**Exercise instructions:** Each line below should be repeated exactly, but no picture should be carried over.

**Information shown:**
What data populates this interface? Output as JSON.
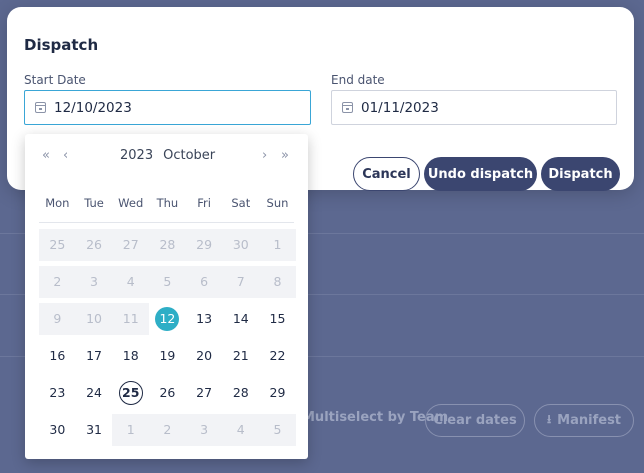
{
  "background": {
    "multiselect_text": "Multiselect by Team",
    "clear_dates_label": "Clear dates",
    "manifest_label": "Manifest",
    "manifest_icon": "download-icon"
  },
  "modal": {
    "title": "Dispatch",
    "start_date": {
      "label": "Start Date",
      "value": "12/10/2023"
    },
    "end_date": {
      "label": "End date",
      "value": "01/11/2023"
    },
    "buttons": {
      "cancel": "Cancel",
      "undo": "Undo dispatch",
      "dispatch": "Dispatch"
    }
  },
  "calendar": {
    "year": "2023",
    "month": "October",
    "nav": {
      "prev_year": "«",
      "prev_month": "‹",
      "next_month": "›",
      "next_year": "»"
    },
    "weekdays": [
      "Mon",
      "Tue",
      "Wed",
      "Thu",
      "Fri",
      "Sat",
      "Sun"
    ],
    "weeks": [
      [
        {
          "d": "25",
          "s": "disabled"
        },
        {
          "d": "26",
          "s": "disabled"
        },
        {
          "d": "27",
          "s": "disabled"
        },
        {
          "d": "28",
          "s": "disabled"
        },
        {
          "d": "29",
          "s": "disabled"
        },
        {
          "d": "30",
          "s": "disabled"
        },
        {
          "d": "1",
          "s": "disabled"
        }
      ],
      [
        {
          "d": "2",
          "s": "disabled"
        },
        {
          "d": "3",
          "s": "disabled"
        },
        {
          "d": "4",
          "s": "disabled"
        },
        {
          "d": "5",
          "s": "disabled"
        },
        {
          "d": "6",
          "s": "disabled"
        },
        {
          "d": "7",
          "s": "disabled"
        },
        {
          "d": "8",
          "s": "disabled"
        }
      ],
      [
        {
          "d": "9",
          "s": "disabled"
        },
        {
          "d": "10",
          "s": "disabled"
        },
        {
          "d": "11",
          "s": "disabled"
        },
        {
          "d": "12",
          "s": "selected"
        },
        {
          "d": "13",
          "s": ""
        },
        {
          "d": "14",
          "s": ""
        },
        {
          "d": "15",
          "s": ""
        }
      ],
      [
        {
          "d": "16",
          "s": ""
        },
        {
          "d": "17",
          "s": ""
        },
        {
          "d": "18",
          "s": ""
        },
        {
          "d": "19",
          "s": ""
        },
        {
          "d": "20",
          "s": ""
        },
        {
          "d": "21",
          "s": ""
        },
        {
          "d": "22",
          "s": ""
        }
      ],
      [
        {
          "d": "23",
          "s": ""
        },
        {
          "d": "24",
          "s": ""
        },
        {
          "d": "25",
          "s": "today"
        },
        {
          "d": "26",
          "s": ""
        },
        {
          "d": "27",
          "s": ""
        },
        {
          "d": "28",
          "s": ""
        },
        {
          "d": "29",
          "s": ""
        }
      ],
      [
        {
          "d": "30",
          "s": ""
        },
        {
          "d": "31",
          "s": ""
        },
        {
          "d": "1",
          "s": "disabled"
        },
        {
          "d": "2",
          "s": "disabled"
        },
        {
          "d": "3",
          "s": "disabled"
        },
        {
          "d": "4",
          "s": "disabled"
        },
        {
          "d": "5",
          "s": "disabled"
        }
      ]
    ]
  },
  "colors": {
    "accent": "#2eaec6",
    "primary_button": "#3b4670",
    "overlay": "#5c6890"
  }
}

**Written response:**
What data populates this interface? Output as JSON.
{
  "background": {
    "multiselect_text": "Multiselect by Team",
    "clear_dates_label": "Clear dates",
    "manifest_label": "Manifest",
    "manifest_icon": "download-icon"
  },
  "modal": {
    "title": "Dispatch",
    "start_date": {
      "label": "Start Date",
      "value": "12/10/2023"
    },
    "end_date": {
      "label": "End date",
      "value": "01/11/2023"
    },
    "buttons": {
      "cancel": "Cancel",
      "undo": "Undo dispatch",
      "dispatch": "Dispatch"
    }
  },
  "calendar": {
    "year": "2023",
    "month": "October",
    "nav": {
      "prev_year": "«",
      "prev_month": "‹",
      "next_month": "›",
      "next_year": "»"
    },
    "weekdays": [
      "Mon",
      "Tue",
      "Wed",
      "Thu",
      "Fri",
      "Sat",
      "Sun"
    ],
    "weeks": [
      [
        {
          "d": "25",
          "s": "disabled"
        },
        {
          "d": "26",
          "s": "disabled"
        },
        {
          "d": "27",
          "s": "disabled"
        },
        {
          "d": "28",
          "s": "disabled"
        },
        {
          "d": "29",
          "s": "disabled"
        },
        {
          "d": "30",
          "s": "disabled"
        },
        {
          "d": "1",
          "s": "disabled"
        }
      ],
      [
        {
          "d": "2",
          "s": "disabled"
        },
        {
          "d": "3",
          "s": "disabled"
        },
        {
          "d": "4",
          "s": "disabled"
        },
        {
          "d": "5",
          "s": "disabled"
        },
        {
          "d": "6",
          "s": "disabled"
        },
        {
          "d": "7",
          "s": "disabled"
        },
        {
          "d": "8",
          "s": "disabled"
        }
      ],
      [
        {
          "d": "9",
          "s": "disabled"
        },
        {
          "d": "10",
          "s": "disabled"
        },
        {
          "d": "11",
          "s": "disabled"
        },
        {
          "d": "12",
          "s": "selected"
        },
        {
          "d": "13",
          "s": ""
        },
        {
          "d": "14",
          "s": ""
        },
        {
          "d": "15",
          "s": ""
        }
      ],
      [
        {
          "d": "16",
          "s": ""
        },
        {
          "d": "17",
          "s": ""
        },
        {
          "d": "18",
          "s": ""
        },
        {
          "d": "19",
          "s": ""
        },
        {
          "d": "20",
          "s": ""
        },
        {
          "d": "21",
          "s": ""
        },
        {
          "d": "22",
          "s": ""
        }
      ],
      [
        {
          "d": "23",
          "s": ""
        },
        {
          "d": "24",
          "s": ""
        },
        {
          "d": "25",
          "s": "today"
        },
        {
          "d": "26",
          "s": ""
        },
        {
          "d": "27",
          "s": ""
        },
        {
          "d": "28",
          "s": ""
        },
        {
          "d": "29",
          "s": ""
        }
      ],
      [
        {
          "d": "30",
          "s": ""
        },
        {
          "d": "31",
          "s": ""
        },
        {
          "d": "1",
          "s": "disabled"
        },
        {
          "d": "2",
          "s": "disabled"
        },
        {
          "d": "3",
          "s": "disabled"
        },
        {
          "d": "4",
          "s": "disabled"
        },
        {
          "d": "5",
          "s": "disabled"
        }
      ]
    ]
  },
  "colors": {
    "accent": "#2eaec6",
    "primary_button": "#3b4670",
    "overlay": "#5c6890"
  }
}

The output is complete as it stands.